technology, and logistics in light of overall project purposes.

Section 401 of the Clean Water Act requires that any applicant for a Federal license or permit to conduct any activity including, but not limited to, the construction or operation of facilities, which may result in any discharge into the navigable waters, shall provide the licensing or permitting agency a certification from the State in which the discharge originates that any such discharge will comply with the applicable provisions of the Clean Water Act.

Section 404 of the Clean Water Act requires approval prior to discharging dredged or fill material into the waters of the United States.

  • Deposition (placement) of fill or dredged material in waters of the U.S. or adjacent wetlands.
  • Site-development fill for residential, commercial, or recreational developments.
  • Construction of revetments, groins, breakwaters, levees, dams, dikes, and weirs.
  • Placement of riprap and road fills.
Section 307 of the Coastal Zone Management Act of 1972, as amended (16 U.S.C. 1458(c)), requires the applicant certify that the project is in compliance with an approved State Coastal Zone Management Program and that the State concur with the applicants certification prior to the issuance of a Corps permit.

Section 7 of the Endangered Species Act of 1973 (ESA) requires Federal agencies to ensure that any action authorized, funded or carried out by them is not likely to jeopardize the continued existence of any endangered or threatened species, or result in the destruction or adverse modification of their critical habitat.
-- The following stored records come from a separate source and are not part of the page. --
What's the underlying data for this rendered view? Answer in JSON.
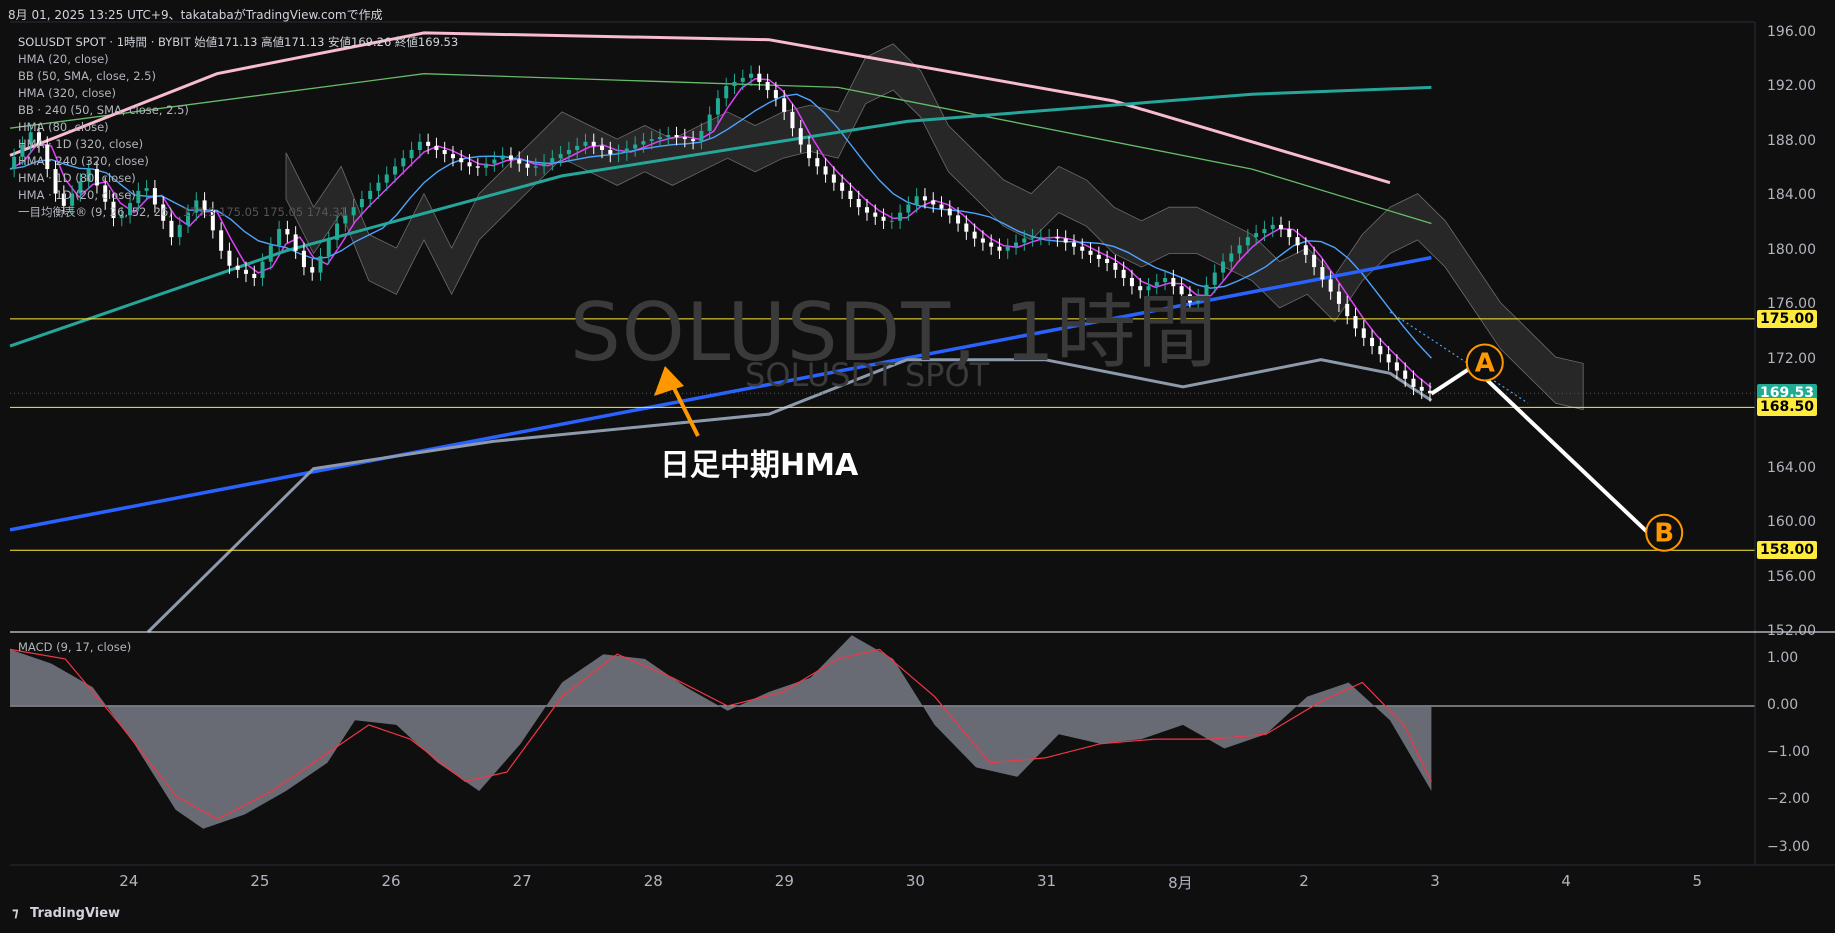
{
  "header": {
    "text": "8月 01, 2025 13:25 UTC+9、takatabaがTradingView.comで作成"
  },
  "legend": {
    "symbol_line": "SOLUSDT SPOT · 1時間 · BYBIT",
    "ohlc": "始値171.13 高値171.13 安値169.26 終値169.53",
    "items": [
      "HMA (20, close)",
      "BB (50, SMA, close, 2.5)",
      "HMA (320, close)",
      "BB · 240 (50, SMA, close, 2.5)",
      "HMA (80, close)",
      "HMA · 1D (320, close)",
      "HMA · 240 (320, close)",
      "HMA · 1D (80, close)",
      "HMA · 1D (20, close)",
      "一目均衡表® (9, 26, 52, 26)"
    ],
    "ichimoku_values": "173.3   175.05   175.05   174.31"
  },
  "watermark": {
    "main": "SOLUSDT, 1時間",
    "sub": "SOLUSDT SPOT"
  },
  "annotation": {
    "text": "日足中期HMA",
    "point_a": "A",
    "point_b": "B"
  },
  "price_tags": [
    {
      "label": "175.00",
      "value": 175.0,
      "bg": "#ffeb3b",
      "fg": "#000000"
    },
    {
      "label": "169.53",
      "value": 169.53,
      "bg": "#22ab94",
      "fg": "#ffffff"
    },
    {
      "label": "168.50",
      "value": 168.5,
      "bg": "#ffeb3b",
      "fg": "#000000"
    },
    {
      "label": "158.00",
      "value": 158.0,
      "bg": "#ffeb3b",
      "fg": "#000000"
    }
  ],
  "macd_label": "MACD (9, 17, close)",
  "footer": {
    "logo_text": "TradingView"
  },
  "colors": {
    "background": "#0f0f0f",
    "up_candle": "#22ab94",
    "down_candle": "#ffffff",
    "hma_pink": "#f8bbd0",
    "hma_teal": "#26a69a",
    "hma_blue_daily": "#2962ff",
    "hma_gray": "#8d9aab",
    "hma_magenta": "#e040fb",
    "hma_lightblue": "#4fa3ff",
    "hma_green": "#66bb6a",
    "horizontal_line": "#ffeb3b",
    "arrow": "#ff9800",
    "macd_hist": "#787b86",
    "macd_signal": "#f23645"
  },
  "chart_data": [
    {
      "type": "candlestick",
      "x_ticks": [
        "24",
        "25",
        "26",
        "27",
        "28",
        "29",
        "30",
        "31",
        "8月",
        "2",
        "3",
        "4",
        "5"
      ],
      "y_ticks": [
        "196.00",
        "192.00",
        "188.00",
        "184.00",
        "180.00",
        "176.00",
        "172.00",
        "164.00",
        "160.00",
        "156.00",
        "152.00"
      ],
      "ylim": [
        152,
        196.8
      ],
      "horizontal_levels": [
        175.0,
        168.5,
        158.0
      ],
      "last_price": 169.53,
      "close_path": [
        [
          0,
          186
        ],
        [
          4,
          189
        ],
        [
          8,
          183
        ],
        [
          12,
          186
        ],
        [
          16,
          182
        ],
        [
          20,
          185
        ],
        [
          24,
          181
        ],
        [
          28,
          184
        ],
        [
          32,
          179
        ],
        [
          36,
          178
        ],
        [
          40,
          182
        ],
        [
          44,
          178
        ],
        [
          48,
          182
        ],
        [
          52,
          184
        ],
        [
          56,
          186
        ],
        [
          60,
          188
        ],
        [
          64,
          187
        ],
        [
          68,
          186
        ],
        [
          72,
          187
        ],
        [
          76,
          186
        ],
        [
          80,
          187
        ],
        [
          84,
          188
        ],
        [
          88,
          187
        ],
        [
          92,
          188
        ],
        [
          96,
          188.5
        ],
        [
          100,
          188
        ],
        [
          104,
          192
        ],
        [
          108,
          193
        ],
        [
          112,
          191
        ],
        [
          116,
          187
        ],
        [
          120,
          185
        ],
        [
          124,
          183
        ],
        [
          128,
          182
        ],
        [
          132,
          184
        ],
        [
          136,
          183
        ],
        [
          140,
          181
        ],
        [
          144,
          180
        ],
        [
          148,
          181
        ],
        [
          152,
          181
        ],
        [
          156,
          180
        ],
        [
          160,
          179
        ],
        [
          164,
          177
        ],
        [
          168,
          178
        ],
        [
          172,
          176
        ],
        [
          176,
          179
        ],
        [
          180,
          181
        ],
        [
          184,
          182
        ],
        [
          188,
          180
        ],
        [
          192,
          177
        ],
        [
          196,
          174
        ],
        [
          200,
          172
        ],
        [
          204,
          170
        ],
        [
          206,
          169.53
        ]
      ],
      "projection": {
        "points": [
          [
            206,
            169.5
          ],
          [
            212,
            171.5
          ],
          [
            238,
            159.0
          ]
        ]
      }
    },
    {
      "type": "line",
      "name": "MACD (9, 17, close)",
      "y_ticks": [
        "1.00",
        "0.00",
        "−1.00",
        "−2.00",
        "−3.00"
      ],
      "ylim": [
        -3.2,
        1.4
      ],
      "histogram": [
        [
          0,
          1.2
        ],
        [
          6,
          0.9
        ],
        [
          12,
          0.4
        ],
        [
          18,
          -0.8
        ],
        [
          24,
          -2.2
        ],
        [
          28,
          -2.6
        ],
        [
          34,
          -2.3
        ],
        [
          40,
          -1.8
        ],
        [
          46,
          -1.2
        ],
        [
          50,
          -0.3
        ],
        [
          56,
          -0.4
        ],
        [
          62,
          -1.2
        ],
        [
          68,
          -1.8
        ],
        [
          74,
          -0.8
        ],
        [
          80,
          0.5
        ],
        [
          86,
          1.1
        ],
        [
          92,
          1.0
        ],
        [
          98,
          0.4
        ],
        [
          104,
          -0.1
        ],
        [
          110,
          0.3
        ],
        [
          116,
          0.6
        ],
        [
          122,
          1.5
        ],
        [
          128,
          1.0
        ],
        [
          134,
          -0.4
        ],
        [
          140,
          -1.3
        ],
        [
          146,
          -1.5
        ],
        [
          152,
          -0.6
        ],
        [
          158,
          -0.8
        ],
        [
          164,
          -0.7
        ],
        [
          170,
          -0.4
        ],
        [
          176,
          -0.9
        ],
        [
          182,
          -0.6
        ],
        [
          188,
          0.2
        ],
        [
          194,
          0.5
        ],
        [
          200,
          -0.3
        ],
        [
          206,
          -1.8
        ]
      ],
      "signal": [
        [
          0,
          1.2
        ],
        [
          8,
          1.0
        ],
        [
          16,
          -0.4
        ],
        [
          24,
          -1.9
        ],
        [
          30,
          -2.4
        ],
        [
          38,
          -1.8
        ],
        [
          46,
          -1.0
        ],
        [
          52,
          -0.4
        ],
        [
          58,
          -0.7
        ],
        [
          66,
          -1.6
        ],
        [
          72,
          -1.4
        ],
        [
          80,
          0.2
        ],
        [
          88,
          1.1
        ],
        [
          96,
          0.6
        ],
        [
          104,
          0.0
        ],
        [
          112,
          0.3
        ],
        [
          120,
          1.0
        ],
        [
          126,
          1.2
        ],
        [
          134,
          0.2
        ],
        [
          142,
          -1.2
        ],
        [
          150,
          -1.1
        ],
        [
          158,
          -0.8
        ],
        [
          166,
          -0.7
        ],
        [
          174,
          -0.7
        ],
        [
          182,
          -0.6
        ],
        [
          190,
          0.1
        ],
        [
          196,
          0.5
        ],
        [
          202,
          -0.4
        ],
        [
          206,
          -1.6
        ]
      ]
    }
  ]
}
Section 7 outlines the process for interagency coordination by which the Corps consults with the United States Fish and Wildlife Service (USFWS) and/or NOAA Fisheries on a proposed project's potential to affect listed species.

Also known as Magnuson Fishery Conservation and Management Act, this law established a 200-mile fishery conservation zone, effective March 1, 1977, and established Regional Fishery Management Councils comprised of Federal and State officials, including the Fish and Wildlife Service. The concept of a fishery conservation zone was subsequently dropped by amendment and the geographical area of coverage was changed to the Exclusive Economic Zone (EEZ), with the inner boundary being the seaward boundary of the coastal States.
 
The Act provides for management of fish and other species in the EEZ under plans drawn up by the Regional Councils and reviewed and approved by the Secretary of Commerce. It provides for regulation of foreign fishing in the management zone under GIFA's (governing international fishing agreements) and vessel fishing permits. It also provides a mechanism for preemption of State law by the Secretary of Commerce.
 
Essential Fish Habitat. One of the required provisions of FMPs specifies that essential fish habitat (EFH) be identified and described for the fishery, adverse fishing impacts on EFH be minimized to the extent practicable, and other actions to conserve and enhance EFH be identified. The MSA also mandates that NOAA Fisheries coordinate with and provide information to federal agencies to further the conservation and enhancement of EFH. Federal agencies must consult with NOAA Fisheries on any action that might adversely affect EFH. When NOAA Fisheries finds that a federal or state action would adversely affect EFH, it is required to provide conservation recommendations.

Section 106 of the National Historic Preservation Act (NHPA) requires that the head of any Federal department, in this case, the Corps, having authority to license any undertaking shall, prior to the issuance of any authorization, take into account the effect of the undertaking on any district, site, building, structure, or object that is included in or eligible for inclusion in the National Register. Under Section 106 of the NHPA, the Corps is required to consult with the State Historic Preservation Officer (an official appointed in each State or territory to administer the National Historic Program) in order to determine a project's potential to impact resources of historic or cultural significance.

Standard Local Operating Procedures for Endangered Species in the Central and Western Pacific Region (Pac-SLOPES) includes a concise set of guidelines that would be used to determine whether or not proposed actions fit under the programmatic consultation. It also includes implementation procedures that require review and feedback by NMFS Protected Resources Division (PRO) to confirm that the proposed action complies with the programmatic.

Section 10 of the Rivers and Harbors Act of 1899 requires approval prior to the accomplishment of any work in or over navigable waters of the United States, or which affects the course, location, condition or capacity of such waters. Typical activities requiring Section 10 permits are:

  • Construction of piers, wharves, bulkheads, dolphins, marinas, ramps, floats, intake structures, and cable or pipeline crossings.
  • Dredging and excavation
  • Artificial reefs

Contact Information

Regulatory Office
Building 230
Fort Shafter, HI  96858-5440
(808) 835-4303
CEPOH-RO@usace.army.mil 

Guam Field Office
Apra Harbor Naval Complex
PSC 455 Box 188
FPO, AP 96540-1088  Guam
(671) 339-2108 
CEPOH-RO@usace.army.mil